Recently, we discussed the history and basic workings of the Flywheel UPS system, but did you know that there are also several different types and configurations of these systems? This article goes into more detail regarding the three main styles of Flywheel UPS. Continue reading “Types of Flywheels- A Comparison” »
In the world of emergency power, your equipment is only as good as its ability to stay on when the lights go out. Most backup power comes in the form of generators or batteries and within these categories, the choices can be overwhelming in terms of size, load capacity, generator or UPS life, repair costs, etc. To make things easier, it helps to better understand what the main types of emergency power systems look like, how they operate, and what functions and applications they best serve before deciding what you need. Today we will look more closely at one of these emergency systems types, the Flywheel UPS. Let’s start with the basics.
For most organizations, spring means new fiscal budgets and capital projects on the calendar. The beginning of a new year is always a great time to take a step back and look at the overall big picture of your emergency power infrastructure. Understanding where your critical power equipment stands in its lifecycle can prevent downtime and headache from catastrophes that may have been easily avoidable. For many organizations, a facility assessment is crucial when you are evaluating your critical power infrastructure. Through an assessment, you can be armed with enough information to determine upcoming goals and requirements for your facility and specific company needs. A comprehensive facility assessment will allow you to review challenges that your building, location, or infrastructure may have. In this article we will discuss some of the items you may be investigating during your review of the critical power infrastructure in your facility.
Your UPS and other critical power equipment can be one of the most crucial investments that a company can make. The equipment keeps your business running when unexpected factors have the ability to negatively impact your business, employees, and your bottom line. This is why it is imperative to ensure it is adequately protected from Mother Nature and other elements that can cause unanticipated wear and tear leading to expensive repairs or even outright replacement.

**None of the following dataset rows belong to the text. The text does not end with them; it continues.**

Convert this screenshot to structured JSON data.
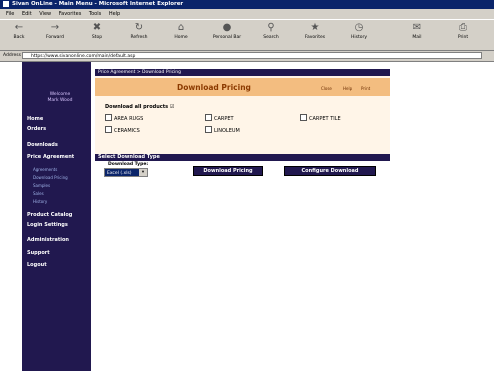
{
  "window": {
    "title": "Sivan OnLine - Main Menu - Microsoft Internet Explorer"
  },
  "menu": [
    "File",
    "Edit",
    "View",
    "Favorites",
    "Tools",
    "Help"
  ],
  "toolbar": [
    {
      "label": "Back",
      "icon": "back-arrow-icon"
    },
    {
      "label": "Forward",
      "icon": "forward-arrow-icon"
    },
    {
      "label": "Stop",
      "icon": "stop-icon"
    },
    {
      "label": "Refresh",
      "icon": "refresh-icon"
    },
    {
      "label": "Home",
      "icon": "home-icon"
    },
    {
      "label": "Personal Bar",
      "icon": "personal-bar-icon"
    },
    {
      "label": "Search",
      "icon": "search-icon"
    },
    {
      "label": "Favorites",
      "icon": "favorites-icon"
    },
    {
      "label": "History",
      "icon": "history-icon"
    },
    {
      "label": "Mail",
      "icon": "mail-icon"
    },
    {
      "label": "Print",
      "icon": "print-icon"
    }
  ],
  "address": {
    "label": "Address",
    "url": "https://www.sivanonline.com/main/default.asp"
  },
  "sidebar": {
    "greeting": [
      "Welcome",
      "Mark Wood"
    ],
    "nav": [
      "Home",
      "Orders",
      "Downloads",
      "Price Agreement",
      "Product Catalog",
      "Login Settings",
      "Administration",
      "Support",
      "Logout"
    ],
    "subnav": [
      "Agreements",
      "Download Pricing",
      "Samples",
      "Sales",
      "History"
    ]
  },
  "breadcrumb": "Price Agreement > Download Pricing",
  "download": {
    "title": "Download Pricing",
    "header_links": [
      "Close",
      "Help",
      "Print"
    ],
    "products_label": "Download all products",
    "products": [
      "AREA RUGS",
      "CARPET",
      "CARPET TILE",
      "CERAMICS",
      "LINOLEUM"
    ]
  },
  "select_type": {
    "header": "Select Download Type",
    "label": "Download Type:",
    "selected": "Excel (.xls)",
    "buttons": [
      "Download Pricing",
      "Configure Download"
    ]
  }
}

It is important to discuss your needs with a true consultative partner prior to choosing the best UPS unit for you. Different UPS systems operate better in specific environments; from computer rooms, to industrial applications, and even outdoors. Specific code requirements may come into play as well, so it is important to vet out all the details prior to deciding on the right UPS system for your particular needs. No matter what your application is, there is a customized solution that Quality Power Solutions can provide.

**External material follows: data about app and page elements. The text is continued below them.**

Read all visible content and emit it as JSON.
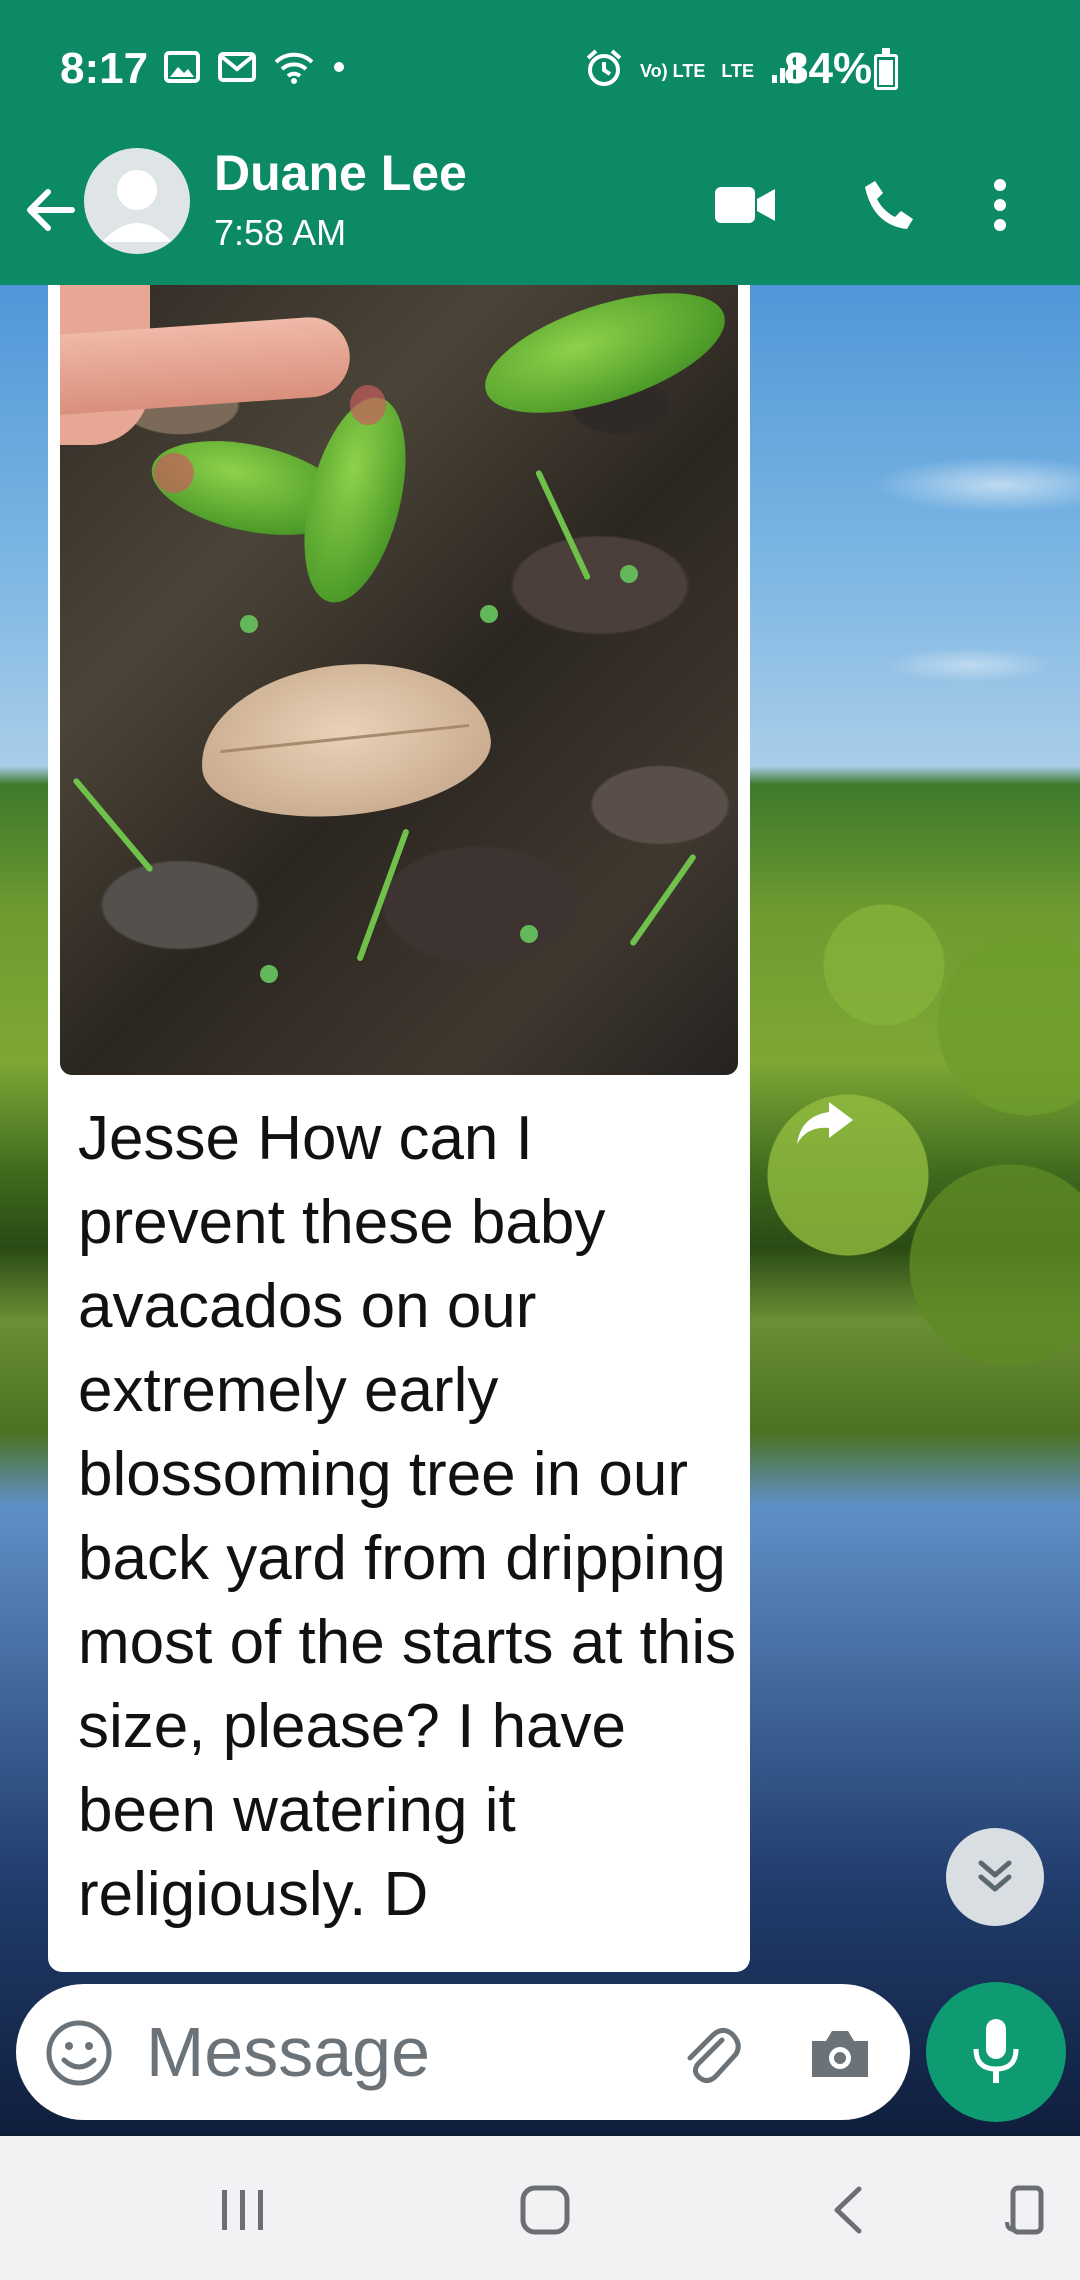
{
  "status_bar": {
    "time": "8:17",
    "battery_percent": "84%",
    "battery_level": 0.84,
    "network_label_top": "Vo) LTE",
    "network_label_bottom": "LTE",
    "icons": [
      "image-icon",
      "mail-icon",
      "wifi-icon",
      "dot-icon",
      "alarm-icon",
      "volte-icon",
      "lte-icon",
      "signal-icon",
      "battery-icon"
    ]
  },
  "header": {
    "contact_name": "Duane Lee",
    "contact_status": "7:58 AM",
    "icons": [
      "back-arrow-icon",
      "avatar-icon",
      "video-call-icon",
      "phone-call-icon",
      "more-options-icon"
    ]
  },
  "message": {
    "text": "Jesse How can I prevent these baby avacados on our extremely early blossoming tree in our back yard from dripping most of the starts at this size, please? I have been watering it religiously. D",
    "forward_icon": "forward-icon"
  },
  "scroll_down": {
    "icon": "double-chevron-down-icon"
  },
  "composer": {
    "placeholder": "Message",
    "icons": [
      "emoji-icon",
      "paperclip-icon",
      "camera-icon",
      "mic-icon"
    ]
  },
  "nav_bar": {
    "icons": [
      "recent-apps-icon",
      "home-icon",
      "back-icon",
      "rotate-icon"
    ]
  },
  "colors": {
    "header": "#0b8a65",
    "mic_button": "#0e9b72",
    "bubble": "#ffffff",
    "nav_bar": "#f2f2f4"
  }
}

With tax season in full swing, it is a good time to explore tax deductions that may help your bottom line. At QPS, we find that many of our clients don’t realize that there are deductions or tax benefits regarding your critical power equipment available.

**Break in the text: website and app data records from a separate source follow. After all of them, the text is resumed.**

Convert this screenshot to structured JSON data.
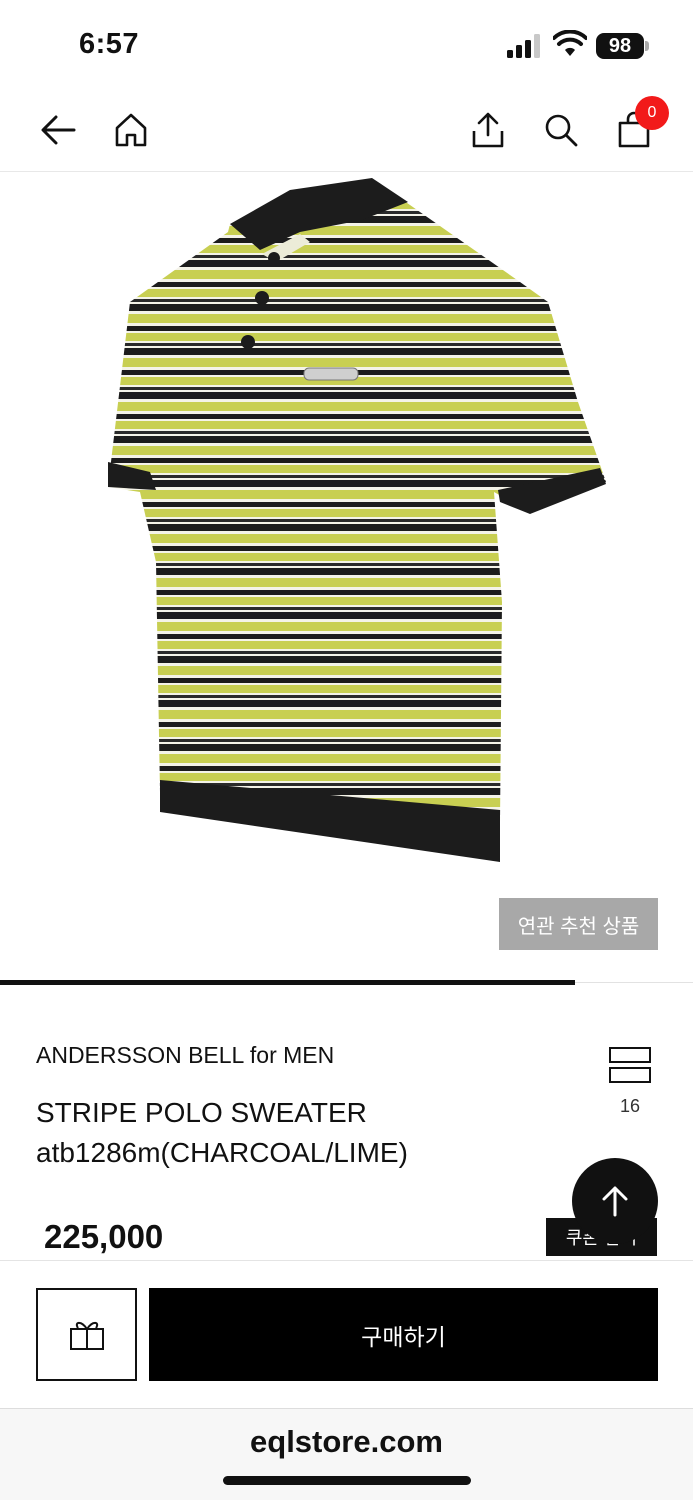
{
  "status_bar": {
    "time": "6:57",
    "battery": "98"
  },
  "nav": {
    "icons": [
      "back-arrow-icon",
      "home-icon",
      "share-icon",
      "search-icon",
      "shopping-bag-icon"
    ],
    "cart_count": "0"
  },
  "product": {
    "related_label": "연관 추천 상품",
    "image_progress": 0.83,
    "brand": "ANDERSSON BELL for MEN",
    "title": "STRIPE POLO SWEATER atb1286m(CHARCOAL/LIME)",
    "view_count": "16",
    "price": "225,000",
    "coupon_label": "쿠폰 받기",
    "colors": {
      "charcoal": "#1c1c1c",
      "lime": "#c8cf52",
      "white": "#f4f3e8"
    }
  },
  "actions": {
    "buy_label": "구매하기"
  },
  "browser": {
    "url": "eqlstore.com"
  }
}
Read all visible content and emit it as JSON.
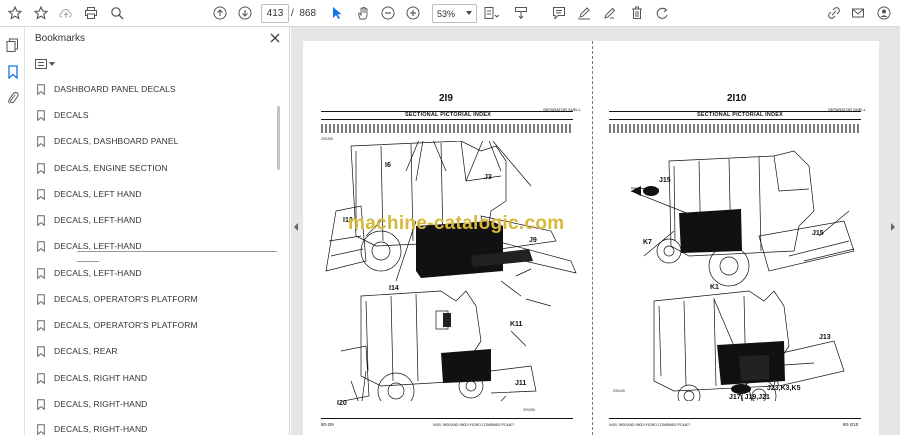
{
  "toolbar": {
    "current_page": "413",
    "page_separator": "/",
    "total_pages": "868",
    "zoom": "53%"
  },
  "bookmarks_panel": {
    "title": "Bookmarks",
    "items": [
      {
        "label": "DASHBOARD PANEL DECALS"
      },
      {
        "label": "DECALS"
      },
      {
        "label": "DECALS, DASHBOARD PANEL"
      },
      {
        "label": "DECALS, ENGINE SECTION"
      },
      {
        "label": "DECALS, LEFT HAND"
      },
      {
        "label": "DECALS, LEFT-HAND"
      },
      {
        "label": "DECALS, LEFT-HAND"
      },
      {
        "label": "DECALS, LEFT-HAND"
      },
      {
        "label": "DECALS, OPERATOR'S PLATFORM"
      },
      {
        "label": "DECALS, OPERATOR'S PLATFORM"
      },
      {
        "label": "DECALS, REAR"
      },
      {
        "label": "DECALS, RIGHT HAND"
      },
      {
        "label": "DECALS, RIGHT-HAND"
      },
      {
        "label": "DECALS, RIGHT-HAND"
      }
    ]
  },
  "document": {
    "left_page": {
      "page_number": "2I9",
      "section": "SEPARATOR SHELL",
      "title": "SECTIONAL PICTORIAL INDEX",
      "callouts": [
        "I6",
        "J3",
        "I12",
        "J9",
        "I8",
        "I14",
        "K11",
        "J11",
        "I20"
      ],
      "figure_ids": [
        "Z90455",
        "Z90456"
      ],
      "footer_left": "80-2I9"
    },
    "right_page": {
      "page_number": "2I10",
      "section": "SEPARATOR SHELL",
      "title": "SECTIONAL PICTORIAL INDEX",
      "callouts": [
        "J15",
        "J15",
        "K7",
        "K1",
        "J13",
        "J23,K3,K5",
        "J17, J19,J21"
      ],
      "figure_ids": [
        "Z90445"
      ],
      "footer_right": "80-2I10"
    },
    "footer_center": "9400, 9500 AND 9500 HYDRO COMBINES  PC4407"
  },
  "watermark": "machine-catalogic.com",
  "colors": {
    "accent_blue": "#1473e6",
    "watermark": "#d6b83a",
    "viewer_bg": "#e6e6e6"
  }
}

As with any tax related topic, please consult with your tax professional to see if some of the ideas below make sense for your organization.
As a follow up to our Lighting inverter series, this article will focus on the components of a lighting inverter and how they may differ from a UPS. UPS systems are typically used for critical power applications where both power conditioning and uninterrupted power is required. They typically have shorter run time and rely on batteries to keep the system running in the event of an outage. While there are UPS systems that are UL924 approved, a UPS is typically used in non-lighting applications such as data centers, hospitals and other critical environments, keeping your servers, computers and other equipment operational in the event of a power outage. A lighting inverter is similar to a line-interactive UPS, where the unit passes utility power to support systems until there is an outage, then draws from batteries to provide power during the outage window.
UL924 Emergency Lighting Central Inverter/ UPS Systems are different than other mission critical power systems in that their application is designed for life safety in emergency situations. Emergency lighting inverters are regulated by various life safety codes that address what needs to happen regarding egress lighting in the event of a power failure. Some of these codes specifically include:
In the critical power equipment industry we get a lot of questions regarding emergency lighting. This article is the first in a three part series discussing what a lighting inverter is, how to maintain it, and what standards exist that facilities need to adhere to. Before we can discuss emergency lighting inverter maintenance and standards, it’s important to understand the different types of lighting inverters, what they do and why they are important. Continue reading “Emergency Lighting Inverters: The Basics” »